Spotlight on Technique: Aran
The Aran sweater has been seen on everyone from Steve McQueen to Katie Holmes.
These iconic Aran knitted pullovers or sweaters have vertical panels that contain different but complimentary stitch patterns. Typically, narrower panels with symmetrical cable patterns surround a showpiece center panel. In the past, the complex textured stitch patterns often reflected elements of the Celtic arts, such as crosses or trinity symbols.
Originating from the Aran Islands, a group of small islands in the Galway Bay just off the west coast of Ireland. Not to be confused with the Isle of Arran, off the west coast of Scotland. Many think that the Aran sweater is centuries old like Guernsey or Fairisle technique, in fact this pattern was created in the early 1900s. Ever since the 17th Century, hand-knitting was essential for maintaining community spirit and producing their colourful traditional dress. Women and girls came together to knit accessories and later garments from memory, none of their intricate patterns were ever written down. Aran knitters were known for the complexity of their designs and their ingenuity.
It used to be said that drowned fisherman were identified by the patterns on their sweater, sadly this romantic notion has been disproven by Richard Rutt.

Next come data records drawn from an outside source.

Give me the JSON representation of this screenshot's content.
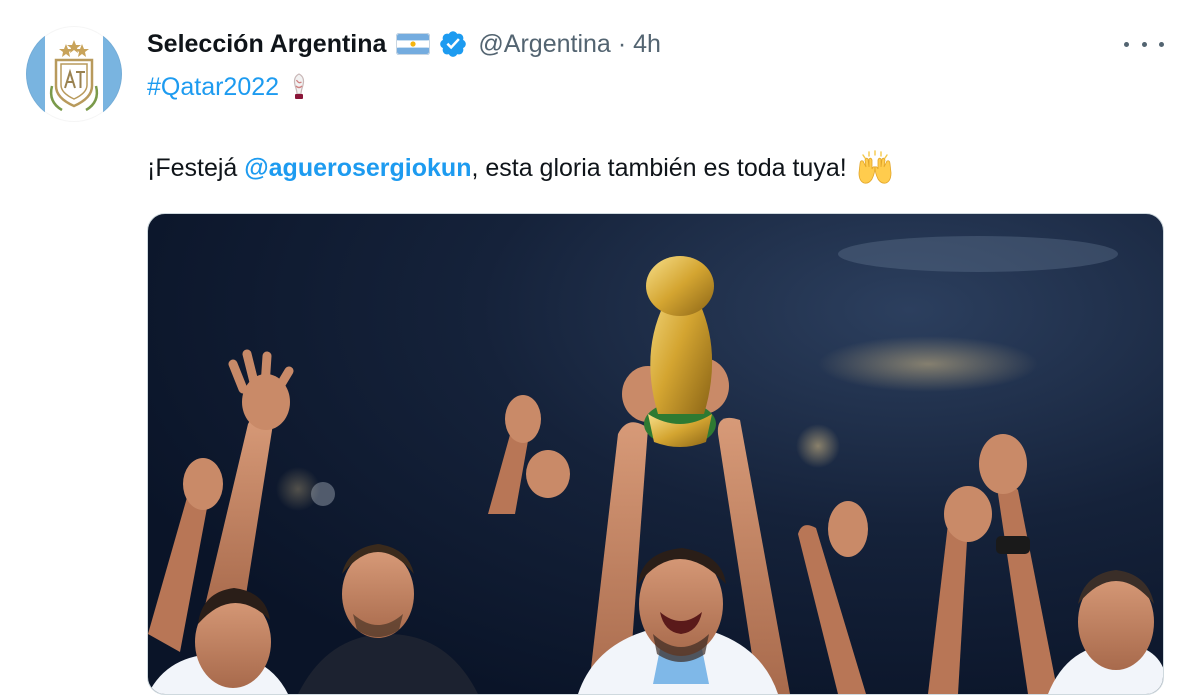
{
  "tweet": {
    "author_name": "Selección Argentina",
    "handle": "@Argentina",
    "separator": "·",
    "time": "4h",
    "hashtag": "#Qatar2022",
    "text_prefix": "¡Festejá ",
    "mention": "@aguerosergiokun",
    "text_suffix": ", esta gloria también es toda tuya!",
    "icons": {
      "avatar": "afa-crest-icon",
      "flag": "argentina-flag-icon",
      "verified": "verified-badge-icon",
      "more": "more-options-icon",
      "hashtag_emoji": "world-cup-trophy-icon",
      "text_emoji": "raising-hands-icon"
    },
    "media": {
      "alt": "photo"
    }
  },
  "colors": {
    "link": "#1d9bf0",
    "secondary_text": "#536471",
    "primary_text": "#0f1419",
    "verified": "#1d9bf0"
  }
}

If you would like to read more about Aran Sweaters, we recommend: